A shimmer of something

Well, the aged mother of the woman who married me died,
And there are so many stories both sad and hilarious to tell,
But let me tell you just one, because it is little and not little.
At her Mass, after the miracle, but before the electric bread
Went into every soul, as people are shuffling slowly toward
The altar, everyone in the line on the left side, as they came
To the front pew, touched my wife. Some bent down to hug
Her. Some touched her hair gently. Some just placed a hand
On her shoulder. One woman reached down and cupped her
Face in her hands for an instant. Sure I wept. We touch each
Other when we have no other way to speak. We speak many
Languages without words. We are so much wilder and wiser
Than we know. There are so very many of us without words,
Speaking the most amazing and eloquent languages; we sing
With our hands. I have seen it happen. You have seen it, too.
It's a little thing, but there's a shimmer of something beyond
Vast. See, I am trying to say an epic thing in this small poem,
And here we are at the end of the poem, where I stop talking.


Mary considers her situation

What next, she wonders,
with the angel disappearing, and her room
suddenly gone dark.

The loneliness of her news
possesses her. She ponders
how to tell her mother.

Still, the secret at her heart burns like
a sun rising.

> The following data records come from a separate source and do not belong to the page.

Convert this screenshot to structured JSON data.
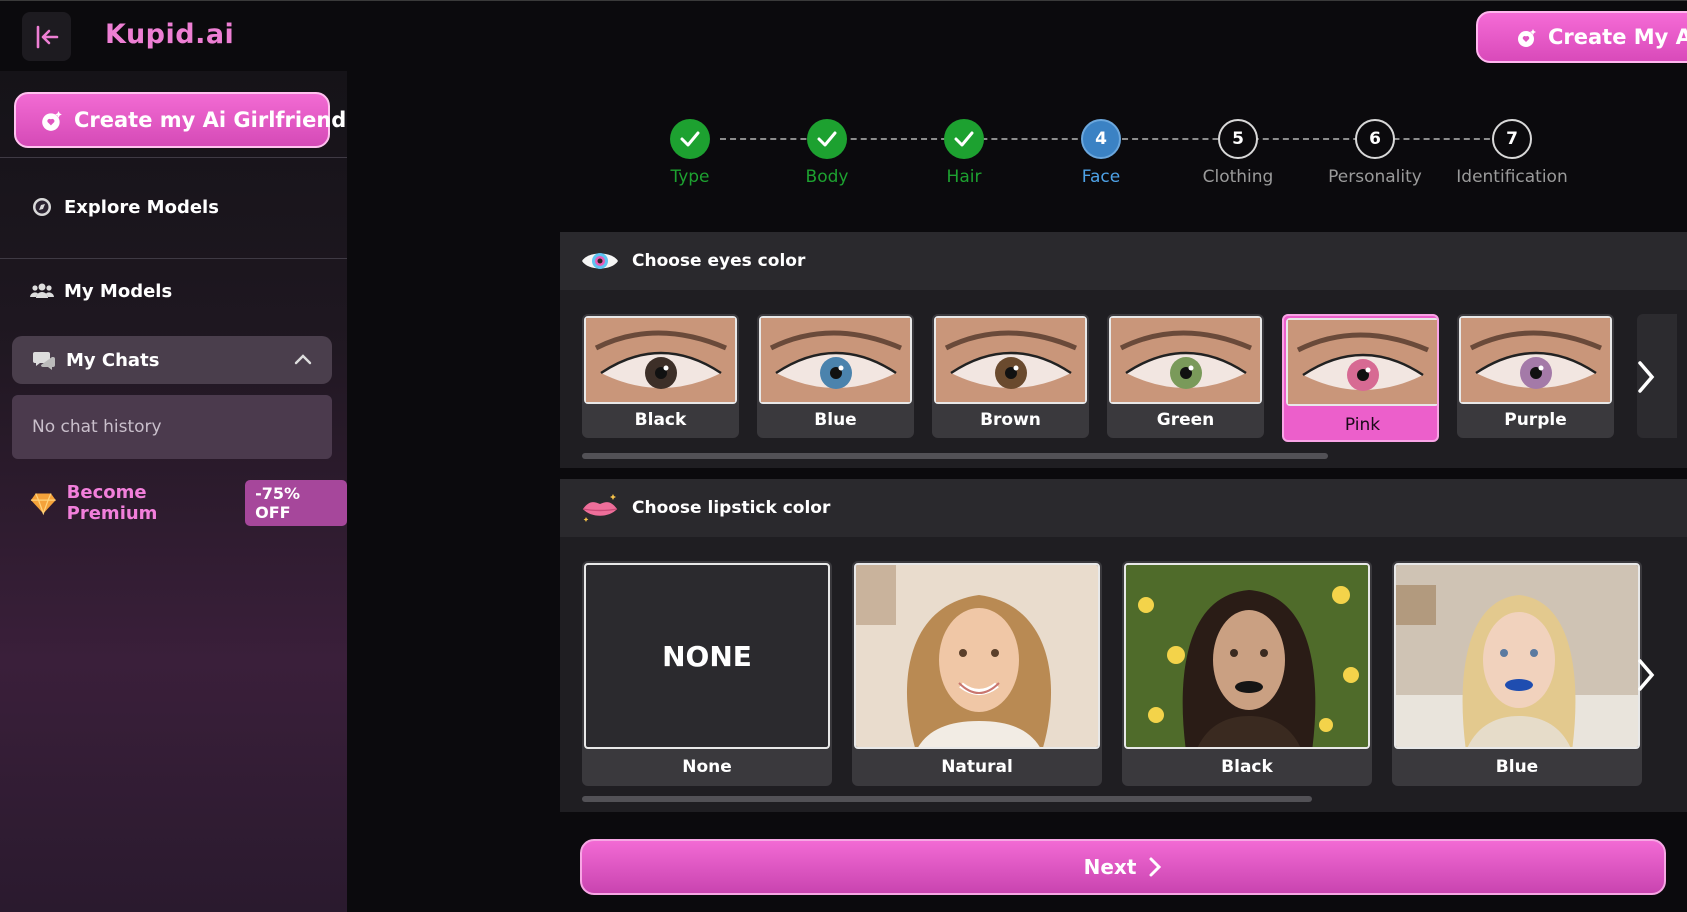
{
  "app": {
    "logo": "Kupid.ai"
  },
  "header": {
    "create_button": "Create My AI Girlfriend"
  },
  "sidebar": {
    "create_button": "Create my Ai Girlfriend",
    "explore": "Explore Models",
    "my_models": "My Models",
    "my_chats": "My Chats",
    "no_history": "No chat history",
    "premium_label": "Become Premium",
    "premium_badge": "-75% OFF"
  },
  "stepper": {
    "steps": [
      {
        "num": "",
        "label": "Type",
        "status": "done"
      },
      {
        "num": "",
        "label": "Body",
        "status": "done"
      },
      {
        "num": "",
        "label": "Hair",
        "status": "done"
      },
      {
        "num": "4",
        "label": "Face",
        "status": "active"
      },
      {
        "num": "5",
        "label": "Clothing",
        "status": "todo"
      },
      {
        "num": "6",
        "label": "Personality",
        "status": "todo"
      },
      {
        "num": "7",
        "label": "Identification",
        "status": "todo"
      }
    ]
  },
  "eyes": {
    "title": "Choose eyes color",
    "options": [
      {
        "label": "Black",
        "iris": "#3d2f28"
      },
      {
        "label": "Blue",
        "iris": "#4b83ad"
      },
      {
        "label": "Brown",
        "iris": "#6a4a2e"
      },
      {
        "label": "Green",
        "iris": "#7a9a5a"
      },
      {
        "label": "Pink",
        "iris": "#d76a93"
      },
      {
        "label": "Purple",
        "iris": "#a47aa8"
      }
    ],
    "selected": "Pink"
  },
  "lipstick": {
    "title": "Choose lipstick color",
    "none_text": "NONE",
    "options": [
      {
        "label": "None"
      },
      {
        "label": "Natural"
      },
      {
        "label": "Black"
      },
      {
        "label": "Blue"
      }
    ]
  },
  "next_button": "Next",
  "colors": {
    "accent": "#ec5fcb",
    "done": "#1da130",
    "active": "#3b82c4"
  }
}
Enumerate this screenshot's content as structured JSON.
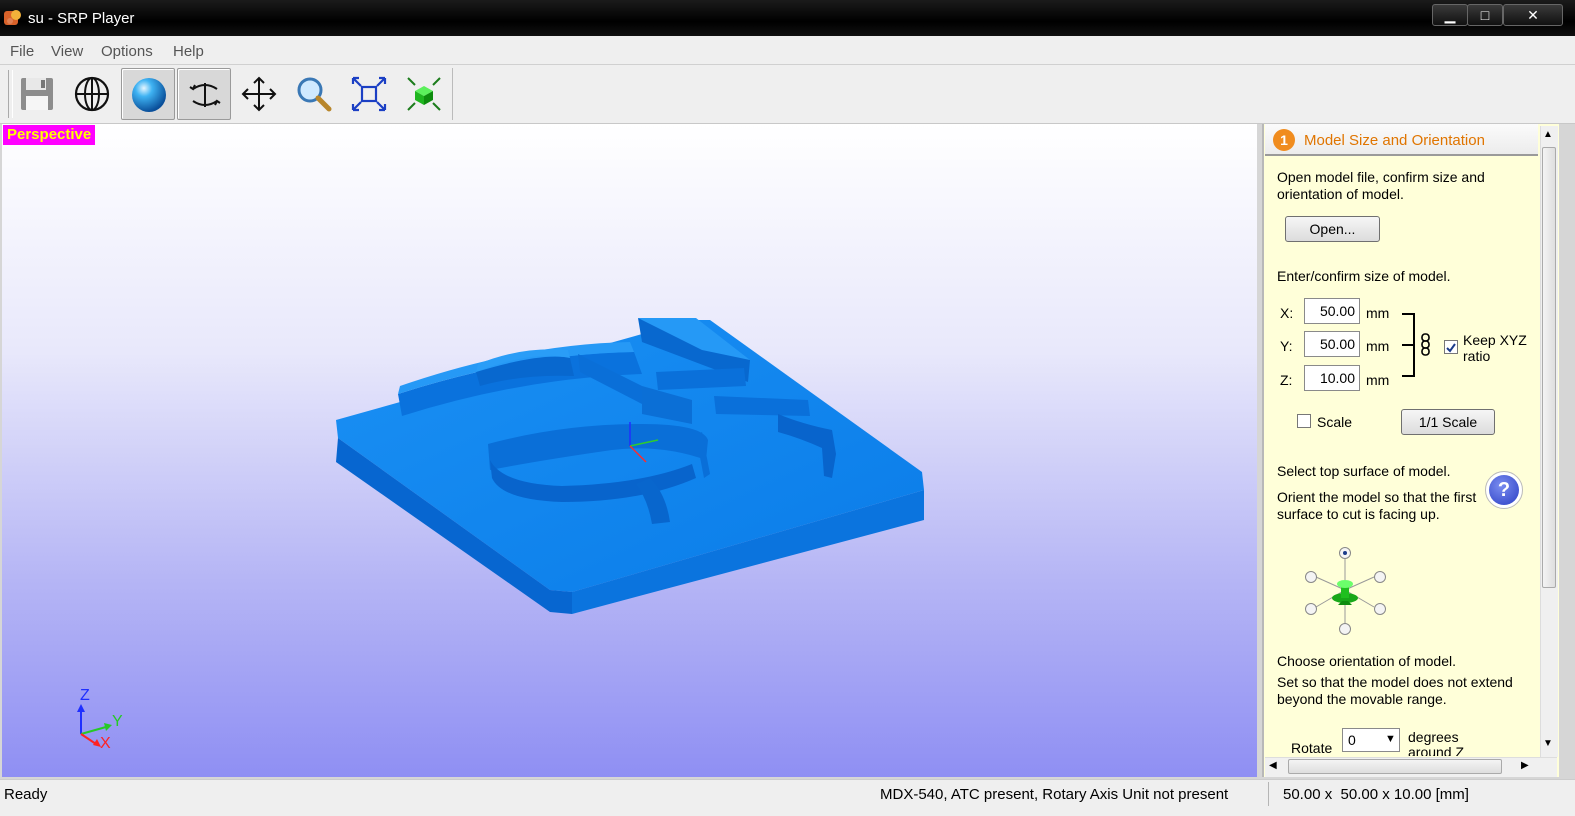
{
  "window": {
    "title": "su - SRP Player",
    "controls": {
      "minimize": "▁",
      "maximize": "□",
      "close": "✕"
    }
  },
  "menu": [
    "File",
    "View",
    "Options",
    "Help"
  ],
  "toolbar": {
    "buttons": [
      {
        "name": "save-icon",
        "active": false
      },
      {
        "name": "wireframe-globe-icon",
        "active": false
      },
      {
        "name": "shaded-sphere-icon",
        "active": true
      },
      {
        "name": "rotate-icon",
        "active": true
      },
      {
        "name": "pan-icon",
        "active": false
      },
      {
        "name": "zoom-icon",
        "active": false
      },
      {
        "name": "fit-view-icon",
        "active": false
      },
      {
        "name": "fit-model-icon",
        "active": false
      }
    ]
  },
  "viewport": {
    "view_label": "Perspective",
    "axis_labels": {
      "z": "Z",
      "y": "Y",
      "x": "X"
    },
    "colors": {
      "model": "#0a84ee",
      "label_bg": "#ff00ff",
      "label_text": "#ffff00"
    }
  },
  "panel": {
    "step_number": "1",
    "title": "Model Size and Orientation",
    "open_hint": "Open model file, confirm size and orientation of model.",
    "open_button": "Open...",
    "size_hint": "Enter/confirm size of model.",
    "x_label": "X:",
    "x_value": "50.00",
    "x_unit": "mm",
    "y_label": "Y:",
    "y_value": "50.00",
    "y_unit": "mm",
    "z_label": "Z:",
    "z_value": "10.00",
    "z_unit": "mm",
    "keep_ratio_label": "Keep XYZ ratio",
    "keep_ratio_checked": true,
    "scale_label": "Scale",
    "scale_checked": false,
    "one_to_one_button": "1/1 Scale",
    "top_surface_title": "Select top surface of model.",
    "top_surface_hint": "Orient the model so that the first surface to cut is facing up.",
    "help_icon": "?",
    "orientation_title": "Choose orientation of model.",
    "orientation_hint": "Set so that the model does not extend beyond the movable range.",
    "rotate_label": "Rotate",
    "rotate_value": "0",
    "degrees_label": "degrees around Z axis"
  },
  "status": {
    "state": "Ready",
    "machine": "MDX-540, ATC present, Rotary Axis Unit not present",
    "dimensions": "50.00 x  50.00 x 10.00 [mm]"
  }
}
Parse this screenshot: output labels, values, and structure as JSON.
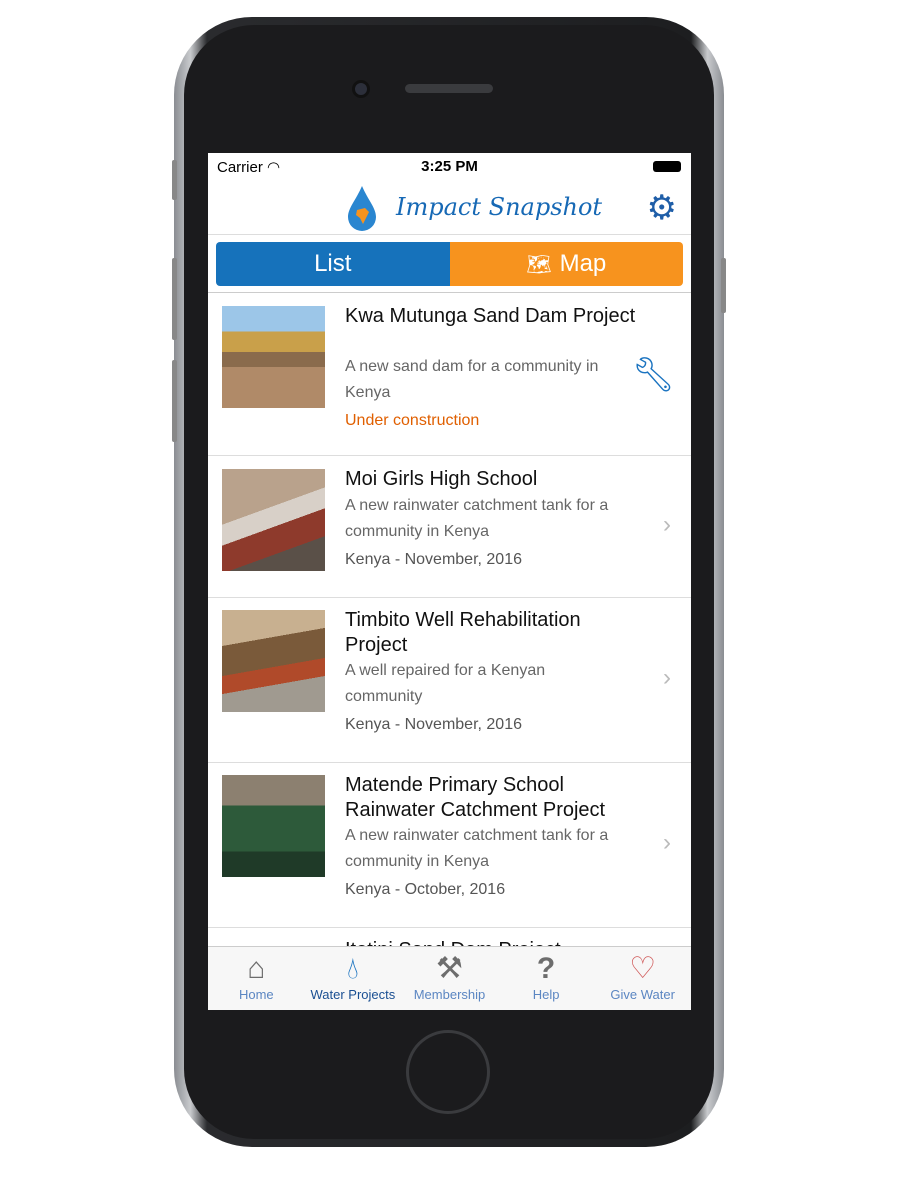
{
  "status": {
    "carrier": "Carrier",
    "time": "3:25 PM"
  },
  "header": {
    "title": "Impact Snapshot"
  },
  "segments": {
    "list": "List",
    "map": "Map"
  },
  "projects": [
    {
      "title": "Kwa Mutunga Sand Dam Project",
      "description": "A new sand dam for a community in Kenya",
      "meta": "Under construction",
      "action": "wrench-icon"
    },
    {
      "title": "Moi Girls High School",
      "description": "A new rainwater catchment tank for a community in Kenya",
      "meta": "Kenya - November, 2016",
      "action": "chevron-right-icon"
    },
    {
      "title": "Timbito Well Rehabilitation Project",
      "description": "A well repaired for a Kenyan community",
      "meta": "Kenya - November, 2016",
      "action": "chevron-right-icon"
    },
    {
      "title": "Matende Primary School Rainwater Catchment Project",
      "description": "A new rainwater catchment tank for a community in Kenya",
      "meta": "Kenya - October, 2016",
      "action": "chevron-right-icon"
    },
    {
      "title": "Itetini Sand Dam Project"
    }
  ],
  "tabs": [
    {
      "label": "Home",
      "icon": "home-icon"
    },
    {
      "label": "Water Projects",
      "icon": "water-drop-icon",
      "active": true
    },
    {
      "label": "Membership",
      "icon": "tools-icon"
    },
    {
      "label": "Help",
      "icon": "question-icon"
    },
    {
      "label": "Give Water",
      "icon": "heart-icon"
    }
  ],
  "colors": {
    "list": "#1672bb",
    "map": "#f7931e",
    "accent": "#1a73c0",
    "status_construction": "#e05f00"
  }
}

How to hold it in—
that which cannot be contained.

She nestles into herself, half-convinced
it was some kind of good dream,
she its visionary.

But then, part dazzled, part prescient—
she hugs her body, a pod with a seed
that will split her.